Perth’s newly elected lord mayor Basil Zempilas’ faced criticism from transgender groups and health experts for comments described as ‘transphobic’ made during a breakfast radio program he co-hosts.
Transgender groups and health experts have criticised newly elected Perth lord mayor Basil Zempilas over "uninformed" and transphobic comments made on his radio program on 6PR.
Zempilas is a TV and radio personality in Perth, he co-hosts the breakfast radio show on 6PR as well as presenting sport for Seven News, and only last month was elected as Perth's new lord mayor.
On Wednesday morning, Zempilas spoke about transgender identity on the breakfast radio program he co-hosts. He said it's "wrong" for people to identify with a gender identity that was different from their anatomy.
"If you've got a penis mate, you're a bloke," he said.
"If you've got a vagina, you're a woman. Game over."
Zempilas later apologised for the comments saying they didn't reflect his values or those in his network.
"Part of my job is to be an entertainer. I was trying to be funny, it was not funny and I apologise," he said on his radio program.
"I have learnt – that I have caused some people significant duress and again that was not my intention.
"I caused duress and discomfort to some people and I apologise for that, I am very sorry for that."
But since the comments were first made, there's been a push to move Perth's Pride festival to the neighbouring municipality, Vincent.
Currently, there’s a petition with over one thousand signatures supporting the move.
'Gender identity is something that is innate'
Hunter Gurevich is the chairperson for TransFolkWA, he believes the comments made by Zempilas were ill-judged and offensive.
"Even if we are to believe that it was all done in jest, it's no longer acceptable to simply make these comments when you're the elected representative of the city of Perth," Gurevich told The Feed.
"It is really quite offensive and quite discouraging and disappointing to find that the elected representatives thought that it was a good idea to say this to his community."
Dr Fiona Bisshop is the president of The Australian Professional Association for Trans Health and has been a clinician with a long history of treating transgender and gender diverse patients.
"The comments could be perceived as very transphobic, or simply ignorant, but quite harmful to people in the community who are transgender, gender diverse," Dr Bisshop told The Feed.
Dr Bisshop rejects Zempilas' initial comments surrounding anatomy and gender.
"We know that's not the case," she said.
"Gender identity is something that is innate and is not necessarily related to one's anatomy. In fact, we can, we can see that gender identity sits on a spectrum.
"Some people feel very strongly they are one gender over another, and some people are actually in the middle, or not quite to one side especially."
Dr Bisshop says it's respectful and correct to acknowledge a person's gender identity as their true gender.
"That's the basis of Transgender health," she said, "not to be obsessed with what genitals they have."
Gurevich says it's important to recognise that trans and non-binary people, along with the wider LGBTQIA+ community are at increased risk for mental health issues.

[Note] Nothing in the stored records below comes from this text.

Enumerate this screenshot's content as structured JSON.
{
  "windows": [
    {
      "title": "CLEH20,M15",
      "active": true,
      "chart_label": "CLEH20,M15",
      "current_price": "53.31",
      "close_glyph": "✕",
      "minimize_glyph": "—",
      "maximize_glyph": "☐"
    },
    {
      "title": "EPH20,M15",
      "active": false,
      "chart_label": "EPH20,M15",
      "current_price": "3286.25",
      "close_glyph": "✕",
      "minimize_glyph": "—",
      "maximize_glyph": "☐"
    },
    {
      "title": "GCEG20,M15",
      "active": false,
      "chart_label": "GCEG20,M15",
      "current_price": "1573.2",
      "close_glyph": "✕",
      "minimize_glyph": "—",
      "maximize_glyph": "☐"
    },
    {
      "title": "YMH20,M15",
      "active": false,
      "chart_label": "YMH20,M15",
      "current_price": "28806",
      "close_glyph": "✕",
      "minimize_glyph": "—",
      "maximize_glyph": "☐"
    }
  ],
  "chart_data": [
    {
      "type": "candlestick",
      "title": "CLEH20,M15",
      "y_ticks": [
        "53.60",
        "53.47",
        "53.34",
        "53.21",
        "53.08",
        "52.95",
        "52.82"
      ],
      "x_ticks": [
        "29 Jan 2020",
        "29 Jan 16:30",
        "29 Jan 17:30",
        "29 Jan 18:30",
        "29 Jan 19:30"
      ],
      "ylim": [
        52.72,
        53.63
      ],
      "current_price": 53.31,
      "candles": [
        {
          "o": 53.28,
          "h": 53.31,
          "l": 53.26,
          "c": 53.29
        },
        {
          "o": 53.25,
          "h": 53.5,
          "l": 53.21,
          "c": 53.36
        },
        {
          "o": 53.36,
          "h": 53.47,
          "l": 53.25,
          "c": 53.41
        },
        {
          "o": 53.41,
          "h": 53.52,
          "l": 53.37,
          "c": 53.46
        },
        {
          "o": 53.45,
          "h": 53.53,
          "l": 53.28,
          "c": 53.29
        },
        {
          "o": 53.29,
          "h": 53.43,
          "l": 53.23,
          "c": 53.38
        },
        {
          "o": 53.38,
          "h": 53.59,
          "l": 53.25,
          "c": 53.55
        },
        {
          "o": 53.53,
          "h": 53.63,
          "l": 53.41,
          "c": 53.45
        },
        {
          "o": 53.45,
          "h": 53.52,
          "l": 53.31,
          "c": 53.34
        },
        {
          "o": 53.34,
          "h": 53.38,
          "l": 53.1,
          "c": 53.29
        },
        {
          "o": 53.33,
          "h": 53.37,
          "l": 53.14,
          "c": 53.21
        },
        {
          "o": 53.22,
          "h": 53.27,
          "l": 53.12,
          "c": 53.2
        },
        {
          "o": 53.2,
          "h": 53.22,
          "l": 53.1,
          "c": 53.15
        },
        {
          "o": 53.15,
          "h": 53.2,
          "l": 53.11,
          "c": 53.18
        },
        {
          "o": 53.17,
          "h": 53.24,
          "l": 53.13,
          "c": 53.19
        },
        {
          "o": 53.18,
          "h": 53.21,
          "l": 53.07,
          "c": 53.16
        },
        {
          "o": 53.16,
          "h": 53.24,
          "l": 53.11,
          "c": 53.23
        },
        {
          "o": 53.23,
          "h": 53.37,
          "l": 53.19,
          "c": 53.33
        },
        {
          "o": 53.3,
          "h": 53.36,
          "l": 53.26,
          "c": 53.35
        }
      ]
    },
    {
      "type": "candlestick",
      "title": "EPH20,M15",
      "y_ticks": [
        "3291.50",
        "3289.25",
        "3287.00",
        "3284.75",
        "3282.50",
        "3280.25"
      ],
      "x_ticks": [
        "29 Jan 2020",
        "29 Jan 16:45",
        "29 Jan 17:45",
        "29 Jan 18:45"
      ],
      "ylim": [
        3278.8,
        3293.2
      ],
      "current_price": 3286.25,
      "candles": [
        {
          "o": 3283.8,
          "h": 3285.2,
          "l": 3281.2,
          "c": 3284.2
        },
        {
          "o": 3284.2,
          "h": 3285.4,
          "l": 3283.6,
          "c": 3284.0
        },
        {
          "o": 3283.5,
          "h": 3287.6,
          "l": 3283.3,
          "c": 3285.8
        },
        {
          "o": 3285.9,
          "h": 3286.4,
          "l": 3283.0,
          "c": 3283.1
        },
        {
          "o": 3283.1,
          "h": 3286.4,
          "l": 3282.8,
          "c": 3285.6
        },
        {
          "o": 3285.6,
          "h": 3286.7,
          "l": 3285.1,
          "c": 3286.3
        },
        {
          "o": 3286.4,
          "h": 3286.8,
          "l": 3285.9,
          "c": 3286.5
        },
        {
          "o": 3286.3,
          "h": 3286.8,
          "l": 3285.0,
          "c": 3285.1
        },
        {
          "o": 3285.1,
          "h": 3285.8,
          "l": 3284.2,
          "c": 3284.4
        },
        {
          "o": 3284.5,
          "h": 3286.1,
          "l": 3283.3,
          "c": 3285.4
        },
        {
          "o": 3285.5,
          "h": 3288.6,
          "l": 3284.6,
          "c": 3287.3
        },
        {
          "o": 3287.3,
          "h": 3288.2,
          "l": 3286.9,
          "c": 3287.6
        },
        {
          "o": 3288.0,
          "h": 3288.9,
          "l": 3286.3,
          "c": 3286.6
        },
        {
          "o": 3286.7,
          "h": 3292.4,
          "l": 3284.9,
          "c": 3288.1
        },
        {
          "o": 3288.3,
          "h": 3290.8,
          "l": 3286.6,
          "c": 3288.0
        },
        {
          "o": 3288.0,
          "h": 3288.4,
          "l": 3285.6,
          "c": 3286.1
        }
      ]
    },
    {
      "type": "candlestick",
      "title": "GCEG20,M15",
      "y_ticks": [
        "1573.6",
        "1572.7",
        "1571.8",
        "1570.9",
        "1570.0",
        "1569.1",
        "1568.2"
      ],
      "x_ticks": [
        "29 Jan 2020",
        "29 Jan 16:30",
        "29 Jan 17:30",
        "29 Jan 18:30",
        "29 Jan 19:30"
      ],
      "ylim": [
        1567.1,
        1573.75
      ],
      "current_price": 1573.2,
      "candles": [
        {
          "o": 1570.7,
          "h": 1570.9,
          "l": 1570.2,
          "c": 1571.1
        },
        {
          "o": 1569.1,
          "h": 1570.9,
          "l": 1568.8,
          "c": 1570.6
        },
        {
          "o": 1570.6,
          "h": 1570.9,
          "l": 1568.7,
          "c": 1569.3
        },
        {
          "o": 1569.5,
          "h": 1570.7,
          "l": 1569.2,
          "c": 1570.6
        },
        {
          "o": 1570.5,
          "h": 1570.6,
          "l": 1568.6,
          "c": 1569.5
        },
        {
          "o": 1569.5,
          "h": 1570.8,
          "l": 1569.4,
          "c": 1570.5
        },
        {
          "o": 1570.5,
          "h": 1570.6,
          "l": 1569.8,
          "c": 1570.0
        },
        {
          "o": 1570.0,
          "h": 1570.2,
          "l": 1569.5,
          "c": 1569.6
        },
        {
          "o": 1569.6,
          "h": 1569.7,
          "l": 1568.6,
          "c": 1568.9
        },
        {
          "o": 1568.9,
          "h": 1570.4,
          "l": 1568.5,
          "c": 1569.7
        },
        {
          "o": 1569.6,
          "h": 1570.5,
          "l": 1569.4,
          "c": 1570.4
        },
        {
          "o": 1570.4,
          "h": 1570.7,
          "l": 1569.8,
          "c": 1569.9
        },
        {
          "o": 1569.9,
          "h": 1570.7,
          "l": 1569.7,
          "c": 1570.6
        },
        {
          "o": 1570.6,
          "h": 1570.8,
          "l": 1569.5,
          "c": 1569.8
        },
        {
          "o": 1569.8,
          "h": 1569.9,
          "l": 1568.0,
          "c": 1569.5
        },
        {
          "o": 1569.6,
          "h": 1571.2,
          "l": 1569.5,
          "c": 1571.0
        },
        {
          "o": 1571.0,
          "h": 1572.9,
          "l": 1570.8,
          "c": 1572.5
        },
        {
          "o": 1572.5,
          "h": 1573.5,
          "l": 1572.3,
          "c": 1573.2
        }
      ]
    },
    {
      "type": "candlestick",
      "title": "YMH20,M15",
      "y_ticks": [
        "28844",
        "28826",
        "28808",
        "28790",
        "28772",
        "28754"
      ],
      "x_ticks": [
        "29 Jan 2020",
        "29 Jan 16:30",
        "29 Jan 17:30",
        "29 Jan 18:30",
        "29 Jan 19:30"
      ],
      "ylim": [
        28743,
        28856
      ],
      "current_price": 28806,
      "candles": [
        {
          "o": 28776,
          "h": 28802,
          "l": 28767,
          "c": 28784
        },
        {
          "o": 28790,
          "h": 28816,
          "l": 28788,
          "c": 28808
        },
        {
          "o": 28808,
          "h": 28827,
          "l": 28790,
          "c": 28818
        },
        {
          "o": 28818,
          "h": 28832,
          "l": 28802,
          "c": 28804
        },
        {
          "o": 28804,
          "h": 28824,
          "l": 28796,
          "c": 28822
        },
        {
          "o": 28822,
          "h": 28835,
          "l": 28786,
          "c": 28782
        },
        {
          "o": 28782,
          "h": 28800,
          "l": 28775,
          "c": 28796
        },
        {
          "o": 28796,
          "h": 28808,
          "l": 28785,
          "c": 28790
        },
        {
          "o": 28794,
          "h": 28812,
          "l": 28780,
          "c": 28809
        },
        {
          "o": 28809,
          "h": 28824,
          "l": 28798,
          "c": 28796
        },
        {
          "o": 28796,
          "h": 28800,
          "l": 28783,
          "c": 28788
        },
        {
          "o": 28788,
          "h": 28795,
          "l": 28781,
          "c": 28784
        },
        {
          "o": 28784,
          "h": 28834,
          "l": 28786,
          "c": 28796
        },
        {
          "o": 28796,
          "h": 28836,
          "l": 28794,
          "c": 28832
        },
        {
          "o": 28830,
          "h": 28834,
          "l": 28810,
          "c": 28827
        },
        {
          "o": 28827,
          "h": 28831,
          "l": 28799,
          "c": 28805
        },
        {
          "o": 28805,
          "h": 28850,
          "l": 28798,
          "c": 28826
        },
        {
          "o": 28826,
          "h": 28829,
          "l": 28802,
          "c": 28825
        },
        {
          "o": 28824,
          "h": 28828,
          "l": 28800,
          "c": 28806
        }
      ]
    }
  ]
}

"Not because they are inherently damaged, but because the community and the culture that they live in is often unfriendly, and that can be incredibly harmful," he said.
"And when the mayor of the city says things that are obviously transphobic and erases you from existence, it is really hard to come to terms with that."
What needs to change?
Gurevich believes the key to changing attitudes towards transgender and gender diverse people is simple: listen to experts.
"It's ill-informed, it's not current. And it is a perennial problem that politicians feel that they are entitled to express an opinion or personal opinion about something that experts know about," he said.
"So I think the cultural change that needs to happen, not just for LGBT people, not just the trans non-binary people, but for all people, that politicians actually need to listen to experts in the matter."
Dr Bisshop agrees. She also says a key part of improving awareness and knowledge surrounding transgender health is with funding.
"There are various organisations around the country that are trying to improve people's understanding about trans health and transgender identities," she said.
"So funding for those organisations need to improve, education needs to improve, education for medical professionals needs to improve essentially to the point where being transgender is just seen as part of a normal spectrum of human existence."
The Feed approached Perth Lord Mayor Basil Zempilas for comment.